Okay, confession time.
Maybe I am a little obsessive.
I have to plan things in life. I’m not real good about activities that are spontaneous, which goes against my issues with commitment. I don’t like to be tied down with certain responsibilities and expectations, but I am a very responsible person. It just has to be my idea and on my schedule.
If I were to look at other areas in my life, maybe I’d find some clues. When I go shopping I tend to park in the same general area – I always thought it was because it would be easier to find my car but maybe it’s some sort of a commitment. Have I plotted my actions ahead of time?
What about other areas of my life?
On work days, I get up at the same time every morning, after hitting the snooze exactly six times. It takes me the same time to get ready for work, the exact routine every morning, and I’m out the door the same time every morning.
Yikes! That sounds committed!
I clock in at work the same time, tackle the same projects each day, and clock out at the same time each day. My lunch hour is exactly noon to one o’clock.
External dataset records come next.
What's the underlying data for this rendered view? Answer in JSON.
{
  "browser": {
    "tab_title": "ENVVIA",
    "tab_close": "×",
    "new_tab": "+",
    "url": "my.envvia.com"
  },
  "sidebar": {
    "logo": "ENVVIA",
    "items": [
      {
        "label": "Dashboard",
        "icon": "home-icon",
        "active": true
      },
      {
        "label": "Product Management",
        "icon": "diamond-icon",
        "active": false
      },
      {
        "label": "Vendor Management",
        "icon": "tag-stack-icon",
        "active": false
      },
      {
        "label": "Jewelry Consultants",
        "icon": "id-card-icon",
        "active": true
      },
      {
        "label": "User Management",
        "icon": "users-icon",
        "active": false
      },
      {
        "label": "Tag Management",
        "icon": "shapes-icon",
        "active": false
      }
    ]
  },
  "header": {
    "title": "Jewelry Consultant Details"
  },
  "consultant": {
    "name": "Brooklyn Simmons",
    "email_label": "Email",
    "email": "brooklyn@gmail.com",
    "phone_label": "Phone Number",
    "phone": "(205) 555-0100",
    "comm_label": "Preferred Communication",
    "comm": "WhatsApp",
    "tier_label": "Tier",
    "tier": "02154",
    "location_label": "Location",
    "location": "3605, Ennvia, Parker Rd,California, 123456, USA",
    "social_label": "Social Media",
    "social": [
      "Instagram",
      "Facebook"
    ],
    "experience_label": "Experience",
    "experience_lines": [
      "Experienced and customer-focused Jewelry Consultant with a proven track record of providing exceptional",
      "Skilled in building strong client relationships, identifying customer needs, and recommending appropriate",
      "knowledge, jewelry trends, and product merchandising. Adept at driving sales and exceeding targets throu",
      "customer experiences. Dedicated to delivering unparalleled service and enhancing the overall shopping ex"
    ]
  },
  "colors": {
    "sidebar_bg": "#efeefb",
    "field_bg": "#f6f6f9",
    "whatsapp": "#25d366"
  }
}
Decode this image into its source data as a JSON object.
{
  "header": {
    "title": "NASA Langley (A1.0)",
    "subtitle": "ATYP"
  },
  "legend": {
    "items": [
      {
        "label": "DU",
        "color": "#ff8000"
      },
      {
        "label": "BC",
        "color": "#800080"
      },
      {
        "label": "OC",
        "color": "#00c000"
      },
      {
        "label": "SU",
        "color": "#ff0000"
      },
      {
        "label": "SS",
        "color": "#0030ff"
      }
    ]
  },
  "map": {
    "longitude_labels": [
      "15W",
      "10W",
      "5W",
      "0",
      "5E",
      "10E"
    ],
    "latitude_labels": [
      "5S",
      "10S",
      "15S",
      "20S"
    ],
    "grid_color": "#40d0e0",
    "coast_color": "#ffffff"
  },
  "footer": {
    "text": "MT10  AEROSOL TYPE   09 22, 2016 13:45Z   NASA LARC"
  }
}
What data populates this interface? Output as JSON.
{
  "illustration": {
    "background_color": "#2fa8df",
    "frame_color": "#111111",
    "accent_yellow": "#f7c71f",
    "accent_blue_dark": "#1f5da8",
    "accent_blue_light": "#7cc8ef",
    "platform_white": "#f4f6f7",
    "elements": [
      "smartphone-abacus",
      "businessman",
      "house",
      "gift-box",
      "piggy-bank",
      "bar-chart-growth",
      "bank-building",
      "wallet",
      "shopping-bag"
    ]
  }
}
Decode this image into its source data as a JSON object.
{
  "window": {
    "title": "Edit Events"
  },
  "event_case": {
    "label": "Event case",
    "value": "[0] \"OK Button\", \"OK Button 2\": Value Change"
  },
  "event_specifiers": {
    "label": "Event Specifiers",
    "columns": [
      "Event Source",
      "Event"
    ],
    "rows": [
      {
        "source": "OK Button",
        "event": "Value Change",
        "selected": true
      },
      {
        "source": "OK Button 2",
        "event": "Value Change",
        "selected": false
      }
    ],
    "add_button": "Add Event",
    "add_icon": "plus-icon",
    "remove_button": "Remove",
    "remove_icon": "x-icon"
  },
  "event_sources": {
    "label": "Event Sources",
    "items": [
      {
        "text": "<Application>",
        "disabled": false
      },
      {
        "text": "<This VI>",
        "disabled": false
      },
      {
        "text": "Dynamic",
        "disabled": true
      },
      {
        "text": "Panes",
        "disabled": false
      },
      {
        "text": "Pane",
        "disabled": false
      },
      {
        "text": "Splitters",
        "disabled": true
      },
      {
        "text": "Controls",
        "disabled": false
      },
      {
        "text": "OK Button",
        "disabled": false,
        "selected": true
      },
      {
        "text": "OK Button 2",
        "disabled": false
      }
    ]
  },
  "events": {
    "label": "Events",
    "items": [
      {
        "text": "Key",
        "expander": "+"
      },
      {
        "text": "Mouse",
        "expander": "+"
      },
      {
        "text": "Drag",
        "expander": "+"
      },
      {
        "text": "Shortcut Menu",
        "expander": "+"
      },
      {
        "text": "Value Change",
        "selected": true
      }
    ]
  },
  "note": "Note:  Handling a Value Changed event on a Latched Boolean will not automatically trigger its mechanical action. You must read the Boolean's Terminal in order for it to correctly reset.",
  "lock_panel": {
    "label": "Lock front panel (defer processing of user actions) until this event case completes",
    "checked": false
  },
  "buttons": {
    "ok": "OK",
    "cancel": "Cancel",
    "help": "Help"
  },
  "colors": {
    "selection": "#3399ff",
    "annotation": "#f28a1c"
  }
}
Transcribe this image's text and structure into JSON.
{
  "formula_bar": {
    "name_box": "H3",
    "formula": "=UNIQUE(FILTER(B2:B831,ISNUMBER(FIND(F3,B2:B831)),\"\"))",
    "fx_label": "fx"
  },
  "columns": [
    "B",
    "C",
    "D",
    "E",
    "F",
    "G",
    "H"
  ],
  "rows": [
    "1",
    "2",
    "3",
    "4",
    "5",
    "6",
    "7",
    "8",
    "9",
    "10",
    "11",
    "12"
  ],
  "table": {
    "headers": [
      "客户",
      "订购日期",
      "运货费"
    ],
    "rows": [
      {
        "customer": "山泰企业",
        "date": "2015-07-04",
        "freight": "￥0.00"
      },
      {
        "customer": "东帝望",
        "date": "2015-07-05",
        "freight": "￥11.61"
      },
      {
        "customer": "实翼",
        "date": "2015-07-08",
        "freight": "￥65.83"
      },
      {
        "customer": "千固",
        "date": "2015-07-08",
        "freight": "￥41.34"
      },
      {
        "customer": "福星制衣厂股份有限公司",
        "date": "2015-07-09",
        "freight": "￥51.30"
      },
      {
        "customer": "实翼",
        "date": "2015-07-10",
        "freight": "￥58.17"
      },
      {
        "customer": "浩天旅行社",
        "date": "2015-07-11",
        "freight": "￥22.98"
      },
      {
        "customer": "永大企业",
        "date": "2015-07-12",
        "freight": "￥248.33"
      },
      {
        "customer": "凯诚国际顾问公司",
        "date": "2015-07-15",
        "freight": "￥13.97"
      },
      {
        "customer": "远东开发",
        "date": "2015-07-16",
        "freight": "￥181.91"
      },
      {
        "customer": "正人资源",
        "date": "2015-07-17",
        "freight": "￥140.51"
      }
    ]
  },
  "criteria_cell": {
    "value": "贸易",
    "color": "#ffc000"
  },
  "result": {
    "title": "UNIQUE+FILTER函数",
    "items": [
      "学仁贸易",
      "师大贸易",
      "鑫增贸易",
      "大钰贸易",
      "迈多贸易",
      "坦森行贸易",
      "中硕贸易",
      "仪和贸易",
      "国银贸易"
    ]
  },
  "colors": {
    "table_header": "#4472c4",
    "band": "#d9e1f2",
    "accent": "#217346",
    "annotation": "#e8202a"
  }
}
Listed under the word “plot” in my thesaurus are such words as conspiracy, design, development, machination, plan, scheme, stratagem, diagram, graph, outline, and contrivance. In that same thesaurus under “spontaneous” (“pantzer” isn’t listed) are such words as automatic, casual, impulsive, instinctive, involuntary, unconscious, and unintentional.
This makes plotters seem like soldiers and pessimists, rigid and controlled, dedicated – nothing wrong with that. Pantzers are more optimistic and free spirited, flexible and intuitive – nothing wrong with that either.
I stick with my original assessment: plotting involves commitment, pantzing involves refusing to give in to commitment.
Now, what have I decided to call myself?
Where so I fall in the scheme of things?
That’s easy, I am a writer who plots by the seat of my pants! How’s that for commitment!